Raw data
********************

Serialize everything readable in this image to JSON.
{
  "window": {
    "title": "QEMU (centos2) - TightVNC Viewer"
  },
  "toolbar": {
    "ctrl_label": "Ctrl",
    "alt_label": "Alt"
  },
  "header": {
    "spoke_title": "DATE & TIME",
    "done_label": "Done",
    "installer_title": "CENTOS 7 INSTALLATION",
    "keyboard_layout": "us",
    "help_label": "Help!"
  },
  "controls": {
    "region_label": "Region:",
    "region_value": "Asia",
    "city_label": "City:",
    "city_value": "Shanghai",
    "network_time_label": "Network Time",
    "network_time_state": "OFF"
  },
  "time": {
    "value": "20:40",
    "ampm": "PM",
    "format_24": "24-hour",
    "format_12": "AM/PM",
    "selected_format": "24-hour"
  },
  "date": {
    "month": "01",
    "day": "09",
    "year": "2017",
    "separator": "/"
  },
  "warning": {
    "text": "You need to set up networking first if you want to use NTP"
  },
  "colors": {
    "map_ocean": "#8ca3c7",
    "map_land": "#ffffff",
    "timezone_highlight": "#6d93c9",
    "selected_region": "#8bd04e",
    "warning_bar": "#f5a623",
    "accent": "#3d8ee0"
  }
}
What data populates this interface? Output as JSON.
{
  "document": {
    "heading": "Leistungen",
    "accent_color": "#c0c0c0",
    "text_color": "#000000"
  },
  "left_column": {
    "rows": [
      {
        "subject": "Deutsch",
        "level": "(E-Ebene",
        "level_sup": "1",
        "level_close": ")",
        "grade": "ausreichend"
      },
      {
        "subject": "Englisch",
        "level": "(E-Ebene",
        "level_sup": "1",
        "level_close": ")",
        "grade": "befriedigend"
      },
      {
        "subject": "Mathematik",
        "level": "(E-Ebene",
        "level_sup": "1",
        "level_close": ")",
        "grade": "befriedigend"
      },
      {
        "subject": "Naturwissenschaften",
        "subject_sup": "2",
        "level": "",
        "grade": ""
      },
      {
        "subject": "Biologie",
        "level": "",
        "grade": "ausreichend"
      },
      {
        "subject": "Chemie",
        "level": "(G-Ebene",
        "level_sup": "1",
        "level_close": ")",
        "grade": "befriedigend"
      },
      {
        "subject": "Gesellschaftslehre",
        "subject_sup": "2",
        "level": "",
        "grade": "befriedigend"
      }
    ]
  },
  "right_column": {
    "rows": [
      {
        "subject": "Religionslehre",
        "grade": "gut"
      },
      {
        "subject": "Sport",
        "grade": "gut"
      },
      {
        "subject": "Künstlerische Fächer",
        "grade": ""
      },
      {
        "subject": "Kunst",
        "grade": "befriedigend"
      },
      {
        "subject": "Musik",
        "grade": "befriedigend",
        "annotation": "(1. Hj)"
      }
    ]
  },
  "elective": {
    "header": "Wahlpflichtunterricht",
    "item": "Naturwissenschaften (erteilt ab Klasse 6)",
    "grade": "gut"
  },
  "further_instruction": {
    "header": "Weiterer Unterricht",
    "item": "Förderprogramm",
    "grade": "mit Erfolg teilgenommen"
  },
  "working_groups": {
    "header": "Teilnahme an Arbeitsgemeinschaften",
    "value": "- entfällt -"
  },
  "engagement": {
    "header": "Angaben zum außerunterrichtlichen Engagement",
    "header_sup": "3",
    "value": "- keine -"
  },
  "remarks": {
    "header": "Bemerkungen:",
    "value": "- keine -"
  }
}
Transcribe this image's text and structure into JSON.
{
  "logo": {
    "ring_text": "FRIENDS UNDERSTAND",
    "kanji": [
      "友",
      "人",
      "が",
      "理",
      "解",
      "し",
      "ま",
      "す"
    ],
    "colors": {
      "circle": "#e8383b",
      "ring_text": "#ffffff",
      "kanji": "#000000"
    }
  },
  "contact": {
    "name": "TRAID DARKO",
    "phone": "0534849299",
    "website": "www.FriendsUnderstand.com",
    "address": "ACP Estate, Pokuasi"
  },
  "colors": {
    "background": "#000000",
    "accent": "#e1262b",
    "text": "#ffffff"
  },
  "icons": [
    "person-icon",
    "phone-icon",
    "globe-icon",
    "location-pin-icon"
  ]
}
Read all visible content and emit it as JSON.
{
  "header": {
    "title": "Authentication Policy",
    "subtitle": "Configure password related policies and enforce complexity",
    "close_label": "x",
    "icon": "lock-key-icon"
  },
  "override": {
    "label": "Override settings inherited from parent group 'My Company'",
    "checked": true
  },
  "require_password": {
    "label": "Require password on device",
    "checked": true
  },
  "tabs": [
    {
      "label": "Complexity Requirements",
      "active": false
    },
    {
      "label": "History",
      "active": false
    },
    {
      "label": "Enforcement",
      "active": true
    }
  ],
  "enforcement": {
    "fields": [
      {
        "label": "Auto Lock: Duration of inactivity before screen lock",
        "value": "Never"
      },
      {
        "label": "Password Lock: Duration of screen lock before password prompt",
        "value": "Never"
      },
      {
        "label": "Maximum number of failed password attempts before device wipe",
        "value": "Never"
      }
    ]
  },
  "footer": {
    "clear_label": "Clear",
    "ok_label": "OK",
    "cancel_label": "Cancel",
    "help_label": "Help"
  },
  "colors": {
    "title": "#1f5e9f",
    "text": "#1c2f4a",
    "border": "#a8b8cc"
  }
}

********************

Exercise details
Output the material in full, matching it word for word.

Final answer
Serialize everything readable in this image to JSON.
{
  "window": {
    "title": "QEMU (centos2) - TightVNC Viewer"
  },
  "toolbar": {
    "ctrl_label": "Ctrl",
    "alt_label": "Alt"
  },
  "header": {
    "spoke_title": "DATE & TIME",
    "done_label": "Done",
    "installer_title": "CENTOS 7 INSTALLATION",
    "keyboard_layout": "us",
    "help_label": "Help!"
  },
  "controls": {
    "region_label": "Region:",
    "region_value": "Asia",
    "city_label": "City:",
    "city_value": "Shanghai",
    "network_time_label": "Network Time",
    "network_time_state": "OFF"
  },
  "time": {
    "value": "20:40",
    "ampm": "PM",
    "format_24": "24-hour",
    "format_12": "AM/PM",
    "selected_format": "24-hour"
  },
  "date": {
    "month": "01",
    "day": "09",
    "year": "2017",
    "separator": "/"
  },
  "warning": {
    "text": "You need to set up networking first if you want to use NTP"
  },
  "colors": {
    "map_ocean": "#8ca3c7",
    "map_land": "#ffffff",
    "timezone_highlight": "#6d93c9",
    "selected_region": "#8bd04e",
    "warning_bar": "#f5a623",
    "accent": "#3d8ee0"
  }
}
What data populates this interface? Output as JSON.
{
  "document": {
    "heading": "Leistungen",
    "accent_color": "#c0c0c0",
    "text_color": "#000000"
  },
  "left_column": {
    "rows": [
      {
        "subject": "Deutsch",
        "level": "(E-Ebene",
        "level_sup": "1",
        "level_close": ")",
        "grade": "ausreichend"
      },
      {
        "subject": "Englisch",
        "level": "(E-Ebene",
        "level_sup": "1",
        "level_close": ")",
        "grade": "befriedigend"
      },
      {
        "subject": "Mathematik",
        "level": "(E-Ebene",
        "level_sup": "1",
        "level_close": ")",
        "grade": "befriedigend"
      },
      {
        "subject": "Naturwissenschaften",
        "subject_sup": "2",
        "level": "",
        "grade": ""
      },
      {
        "subject": "Biologie",
        "level": "",
        "grade": "ausreichend"
      },
      {
        "subject": "Chemie",
        "level": "(G-Ebene",
        "level_sup": "1",
        "level_close": ")",
        "grade": "befriedigend"
      },
      {
        "subject": "Gesellschaftslehre",
        "subject_sup": "2",
        "level": "",
        "grade": "befriedigend"
      }
    ]
  },
  "right_column": {
    "rows": [
      {
        "subject": "Religionslehre",
        "grade": "gut"
      },
      {
        "subject": "Sport",
        "grade": "gut"
      },
      {
        "subject": "Künstlerische Fächer",
        "grade": ""
      },
      {
        "subject": "Kunst",
        "grade": "befriedigend"
      },
      {
        "subject": "Musik",
        "grade": "befriedigend",
        "annotation": "(1. Hj)"
      }
    ]
  },
  "elective": {
    "header": "Wahlpflichtunterricht",
    "item": "Naturwissenschaften (erteilt ab Klasse 6)",
    "grade": "gut"
  },
  "further_instruction": {
    "header": "Weiterer Unterricht",
    "item": "Förderprogramm",
    "grade": "mit Erfolg teilgenommen"
  },
  "working_groups": {
    "header": "Teilnahme an Arbeitsgemeinschaften",
    "value": "- entfällt -"
  },
  "engagement": {
    "header": "Angaben zum außerunterrichtlichen Engagement",
    "header_sup": "3",
    "value": "- keine -"
  },
  "remarks": {
    "header": "Bemerkungen:",
    "value": "- keine -"
  }
}
Transcribe this image's text and structure into JSON.
{
  "logo": {
    "ring_text": "FRIENDS UNDERSTAND",
    "kanji": [
      "友",
      "人",
      "が",
      "理",
      "解",
      "し",
      "ま",
      "す"
    ],
    "colors": {
      "circle": "#e8383b",
      "ring_text": "#ffffff",
      "kanji": "#000000"
    }
  },
  "contact": {
    "name": "TRAID DARKO",
    "phone": "0534849299",
    "website": "www.FriendsUnderstand.com",
    "address": "ACP Estate, Pokuasi"
  },
  "colors": {
    "background": "#000000",
    "accent": "#e1262b",
    "text": "#ffffff"
  },
  "icons": [
    "person-icon",
    "phone-icon",
    "globe-icon",
    "location-pin-icon"
  ]
}
Read all visible content and emit it as JSON.
{
  "header": {
    "title": "Authentication Policy",
    "subtitle": "Configure password related policies and enforce complexity",
    "close_label": "x",
    "icon": "lock-key-icon"
  },
  "override": {
    "label": "Override settings inherited from parent group 'My Company'",
    "checked": true
  },
  "require_password": {
    "label": "Require password on device",
    "checked": true
  },
  "tabs": [
    {
      "label": "Complexity Requirements",
      "active": false
    },
    {
      "label": "History",
      "active": false
    },
    {
      "label": "Enforcement",
      "active": true
    }
  ],
  "enforcement": {
    "fields": [
      {
        "label": "Auto Lock: Duration of inactivity before screen lock",
        "value": "Never"
      },
      {
        "label": "Password Lock: Duration of screen lock before password prompt",
        "value": "Never"
      },
      {
        "label": "Maximum number of failed password attempts before device wipe",
        "value": "Never"
      }
    ]
  },
  "footer": {
    "clear_label": "Clear",
    "ok_label": "OK",
    "cancel_label": "Cancel",
    "help_label": "Help"
  },
  "colors": {
    "title": "#1f5e9f",
    "text": "#1c2f4a",
    "border": "#a8b8cc"
  }
}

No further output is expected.